A plant genus of the family ORCHIDACEAE which depends on the fungus Armillaria mellea to complete its life cycle. It is an ingredient of Zhenxuanyin (DRUGS, CHINESE HERBAL).
The characteristic 3-dimensional shape and arrangement of multimeric proteins (aggregates of more than one polypeptide chain).
Models used experimentally or theoretically to study molecular shape, electronic properties, or interactions; includes analogous molecules, computer-generated graphics, and mechanical structures.
The process in which substances, either endogenous or exogenous, bind to proteins, peptides, enzymes, protein precursors, or allied compounds. Specific protein-binding measures are often used as assays in diagnostic assessments.
A protein that accounts for more than half of the peripheral nervous system myelin protein. The extracellular domain of this protein is believed to engage in adhesive interactions and thus hold the myelin membrane compact. It can behave as a homophilic adhesion molecule through interactions with its extracellular domains. (From J Cell Biol 1994;126(4):1089-97)
Antibodies produced by a single clone of cells.
Technique using an instrument system for making, processing, and displaying one or more measurements on individual cells obtained from a cell suspension. Cells are usually stained with one or more fluorescent dyes specific to cell components of interest, e.g., DNA, and fluorescence of each cell is measured as it rapidly transverses the excitation beam (laser or mercury arc lamp). Fluorescence provides a quantitative measure of various biochemical and biophysical properties of the cell, as well as a basis for cell sorting. Other measurable optical parameters include light absorption and light scattering, the latter being applicable to the measurement of cell size, shape, density, granularity, and stain uptake.
A 170-kDa transmembrane glycoprotein from the superfamily of ATP-BINDING CASSETTE TRANSPORTERS. It serves as an ATP-dependent efflux pump for a variety of chemicals, including many ANTINEOPLASTIC AGENTS. Overexpression of this glycoprotein is associated with multidrug resistance (see DRUG RESISTANCE, MULTIPLE).
Exclusive legal rights or privileges applied to inventions, plants, etc.
The property of antibodies which enables them to react with some ANTIGENIC DETERMINANTS and not with others. Specificity is dependent on chemical composition, physical forces, and molecular structure at the binding site.
Immunoglobulin molecules having a specific amino acid sequence by virtue of which they interact only with the ANTIGEN (or a very similar shape) that induced their synthesis in cells of the lymphoid series (especially PLASMA CELLS).
Written or other literary works whose subject matter is medical or about the profession of medicine and related areas.

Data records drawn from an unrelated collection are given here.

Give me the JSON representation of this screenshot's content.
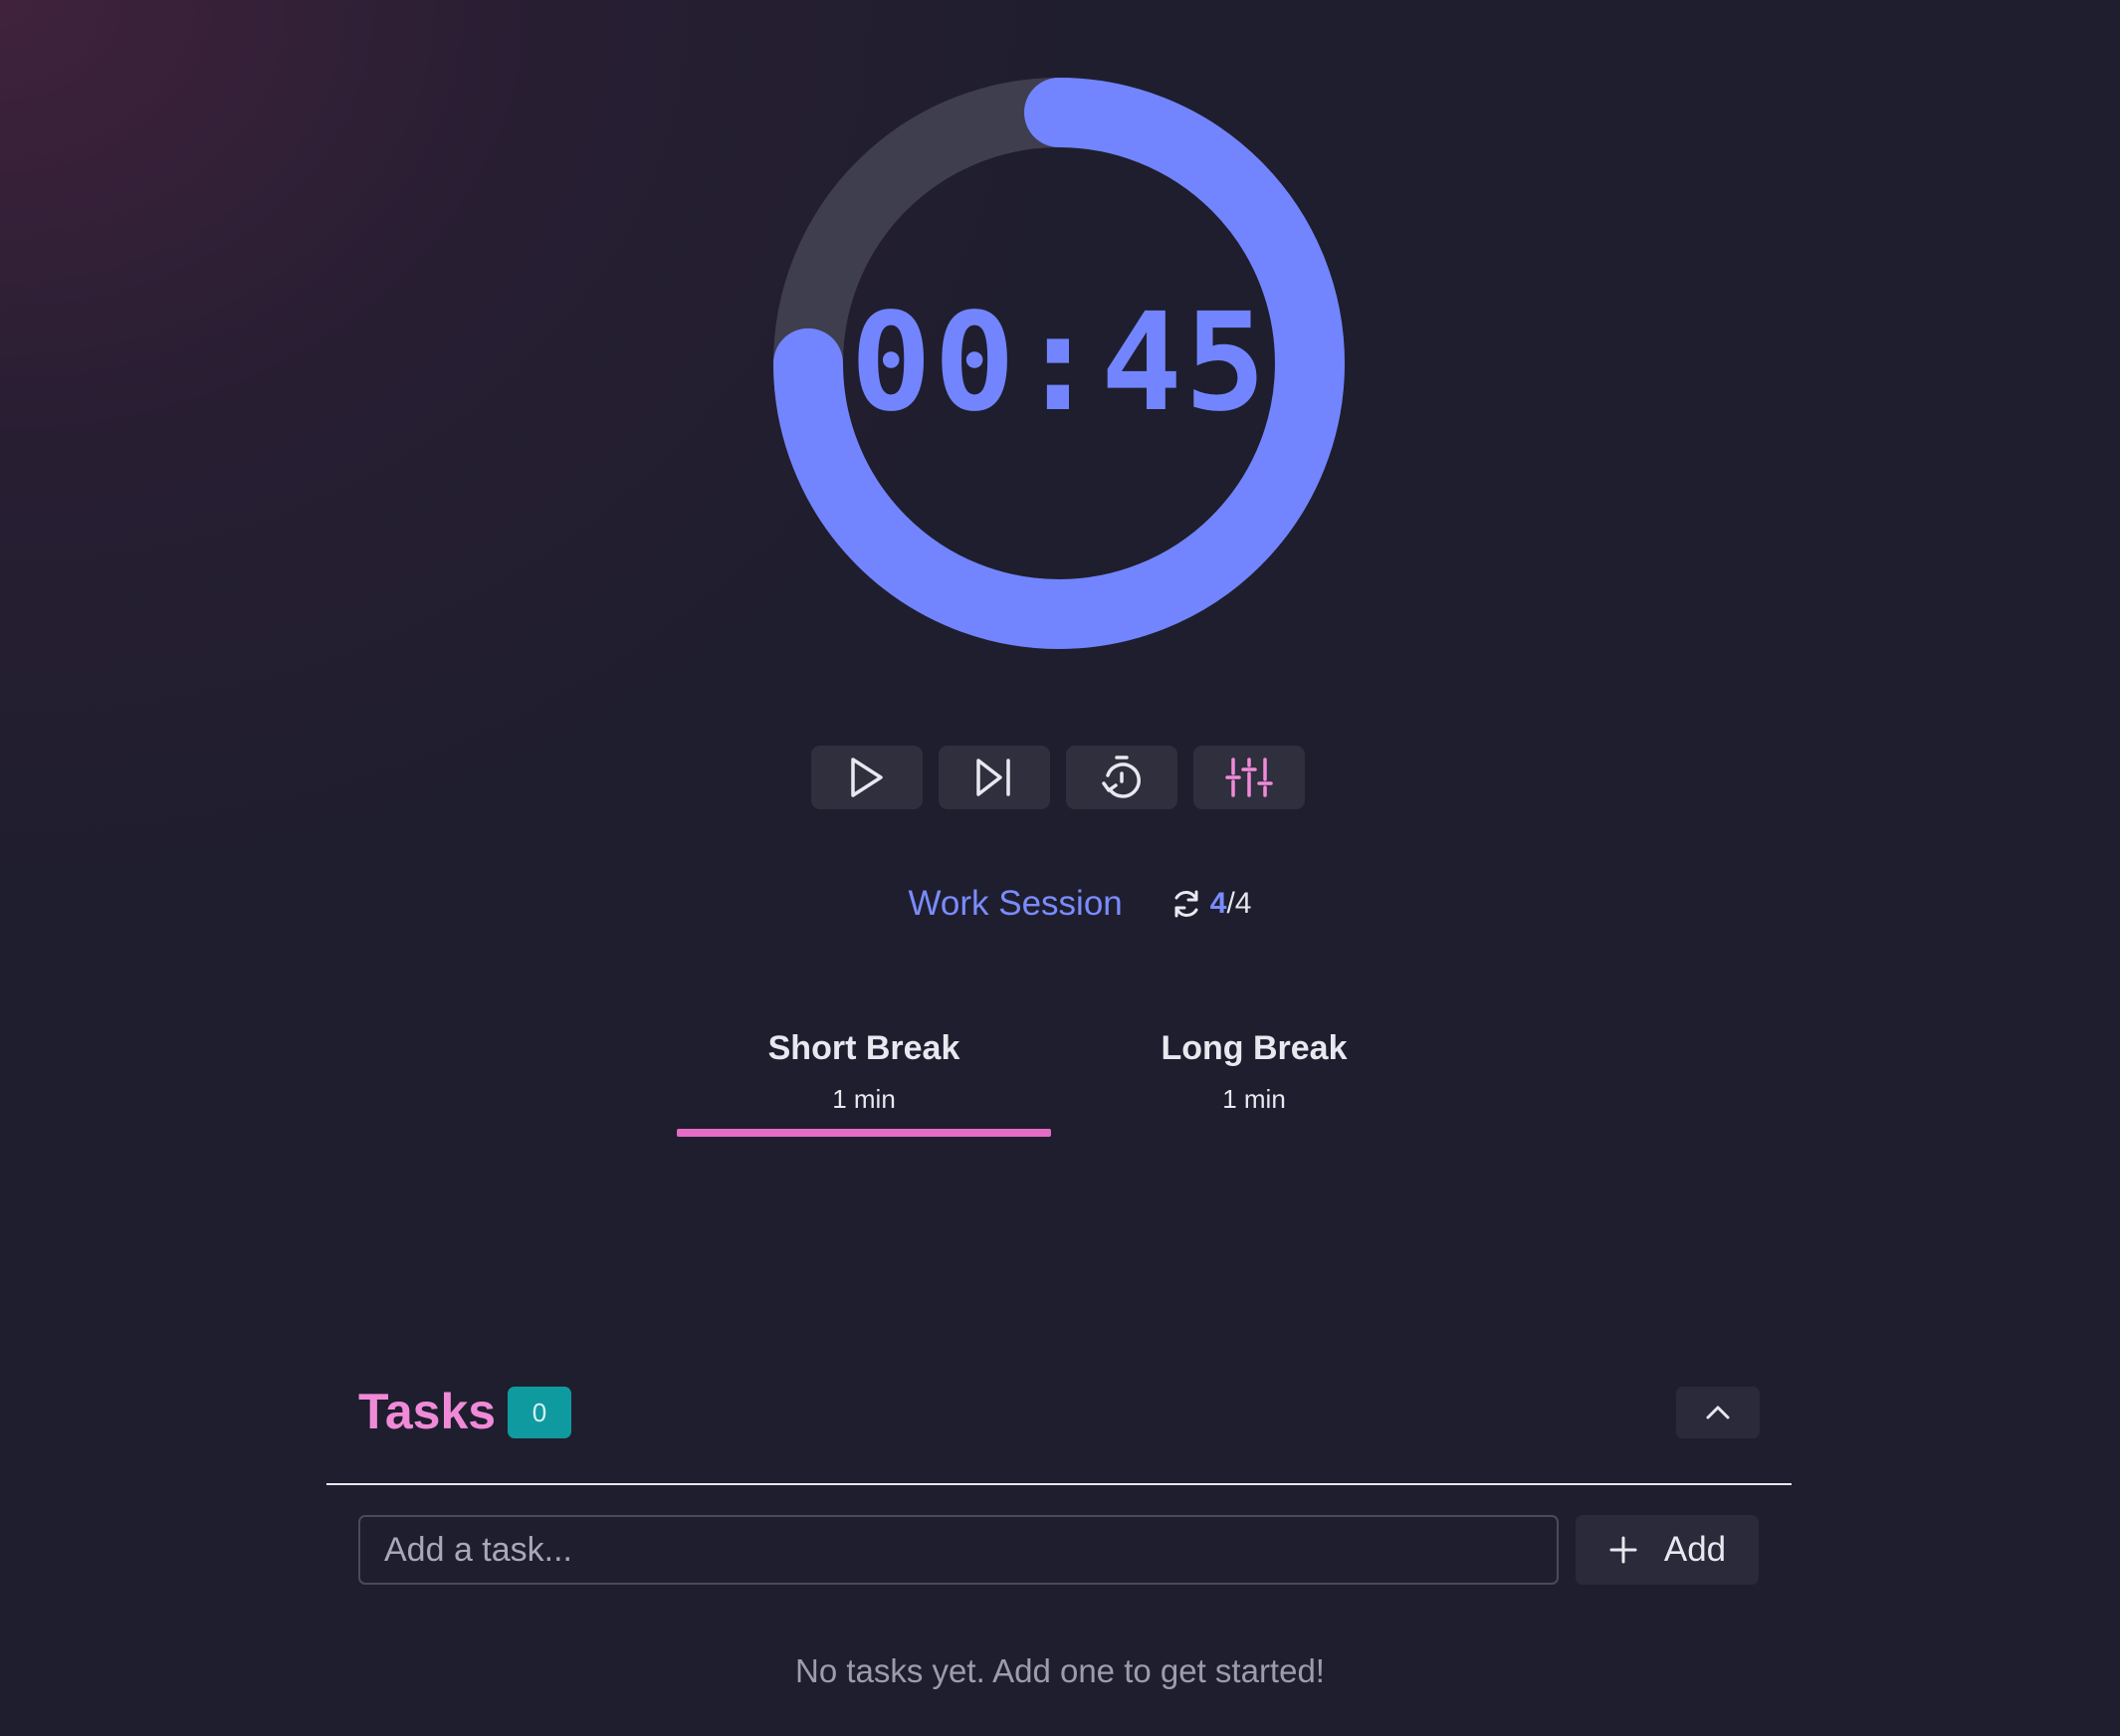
{
  "timer": {
    "display": "00:45",
    "progress_fraction": 0.75,
    "ring_color": "#7285ff",
    "track_color": "#3f3e4f"
  },
  "controls": [
    {
      "name": "play-button",
      "icon": "play-icon"
    },
    {
      "name": "skip-button",
      "icon": "skip-forward-icon"
    },
    {
      "name": "reset-timer-button",
      "icon": "timer-reset-icon"
    },
    {
      "name": "settings-button",
      "icon": "sliders-icon"
    }
  ],
  "session": {
    "label": "Work Session",
    "cycle_current": "4",
    "cycle_total": "/4"
  },
  "breaks": [
    {
      "title": "Short Break",
      "duration": "1 min",
      "active": true
    },
    {
      "title": "Long Break",
      "duration": "1 min",
      "active": false
    }
  ],
  "tasks": {
    "title": "Tasks",
    "count": "0",
    "input_placeholder": "Add a task...",
    "add_label": "Add",
    "empty_message": "No tasks yet. Add one to get started!"
  },
  "colors": {
    "background": "#1f1e2e",
    "accent_blue": "#7285ff",
    "accent_pink": "#e46cc4",
    "badge_teal": "#0f9aa0"
  }
}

A composition in prose or verse presenting in dialogue or pantomime a story involving various characters, usually intended to be acted on a stage and to be regarded as a form of entertainment. (From Random House Unabridged Dictionary, 2d ed)
The study of natural phenomena by observation, measurement, and experimentation.
The fourth planet in order from the sun. Its two natural satellites are Deimos and Phobos. It is one of the four inner or terrestrial planets of the solar system.